[Problem requirements]
Every line below should be repeated exactly as written.

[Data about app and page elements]
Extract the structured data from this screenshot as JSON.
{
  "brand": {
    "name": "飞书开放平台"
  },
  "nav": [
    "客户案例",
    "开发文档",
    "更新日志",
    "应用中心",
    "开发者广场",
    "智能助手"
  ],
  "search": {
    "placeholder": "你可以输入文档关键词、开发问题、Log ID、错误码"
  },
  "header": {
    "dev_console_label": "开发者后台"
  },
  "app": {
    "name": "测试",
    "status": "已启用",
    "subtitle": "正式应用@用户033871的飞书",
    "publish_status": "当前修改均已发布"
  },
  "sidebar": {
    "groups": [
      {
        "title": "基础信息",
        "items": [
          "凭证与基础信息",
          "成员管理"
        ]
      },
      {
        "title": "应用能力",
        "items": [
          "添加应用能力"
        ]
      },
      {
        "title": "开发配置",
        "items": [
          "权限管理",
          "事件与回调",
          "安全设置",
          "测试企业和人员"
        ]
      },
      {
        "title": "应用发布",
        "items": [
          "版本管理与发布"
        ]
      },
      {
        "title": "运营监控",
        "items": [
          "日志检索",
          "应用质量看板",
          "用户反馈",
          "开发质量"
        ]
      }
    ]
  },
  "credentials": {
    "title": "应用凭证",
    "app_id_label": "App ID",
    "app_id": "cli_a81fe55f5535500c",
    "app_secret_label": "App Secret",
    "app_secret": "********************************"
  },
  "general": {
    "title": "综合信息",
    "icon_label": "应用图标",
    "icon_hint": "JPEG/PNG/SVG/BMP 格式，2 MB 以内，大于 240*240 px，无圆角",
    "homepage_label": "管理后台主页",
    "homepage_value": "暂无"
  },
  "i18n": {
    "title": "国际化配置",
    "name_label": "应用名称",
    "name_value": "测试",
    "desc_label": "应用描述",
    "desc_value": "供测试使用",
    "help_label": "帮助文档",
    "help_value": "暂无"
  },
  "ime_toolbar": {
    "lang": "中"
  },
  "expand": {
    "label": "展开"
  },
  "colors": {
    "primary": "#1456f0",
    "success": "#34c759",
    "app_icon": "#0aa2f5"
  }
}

[Output for this task]
Extract the structured data from this screenshot as JSON.
{
  "brand": {
    "name": "飞书开放平台"
  },
  "nav": [
    "客户案例",
    "开发文档",
    "更新日志",
    "应用中心",
    "开发者广场",
    "智能助手"
  ],
  "search": {
    "placeholder": "你可以输入文档关键词、开发问题、Log ID、错误码"
  },
  "header": {
    "dev_console_label": "开发者后台"
  },
  "app": {
    "name": "测试",
    "status": "已启用",
    "subtitle": "正式应用@用户033871的飞书",
    "publish_status": "当前修改均已发布"
  },
  "sidebar": {
    "groups": [
      {
        "title": "基础信息",
        "items": [
          "凭证与基础信息",
          "成员管理"
        ]
      },
      {
        "title": "应用能力",
        "items": [
          "添加应用能力"
        ]
      },
      {
        "title": "开发配置",
        "items": [
          "权限管理",
          "事件与回调",
          "安全设置",
          "测试企业和人员"
        ]
      },
      {
        "title": "应用发布",
        "items": [
          "版本管理与发布"
        ]
      },
      {
        "title": "运营监控",
        "items": [
          "日志检索",
          "应用质量看板",
          "用户反馈",
          "开发质量"
        ]
      }
    ]
  },
  "credentials": {
    "title": "应用凭证",
    "app_id_label": "App ID",
    "app_id": "cli_a81fe55f5535500c",
    "app_secret_label": "App Secret",
    "app_secret": "********************************"
  },
  "general": {
    "title": "综合信息",
    "icon_label": "应用图标",
    "icon_hint": "JPEG/PNG/SVG/BMP 格式，2 MB 以内，大于 240*240 px，无圆角",
    "homepage_label": "管理后台主页",
    "homepage_value": "暂无"
  },
  "i18n": {
    "title": "国际化配置",
    "name_label": "应用名称",
    "name_value": "测试",
    "desc_label": "应用描述",
    "desc_value": "供测试使用",
    "help_label": "帮助文档",
    "help_value": "暂无"
  },
  "ime_toolbar": {
    "lang": "中"
  },
  "expand": {
    "label": "展开"
  },
  "colors": {
    "primary": "#1456f0",
    "success": "#34c759",
    "app_icon": "#0aa2f5"
  }
}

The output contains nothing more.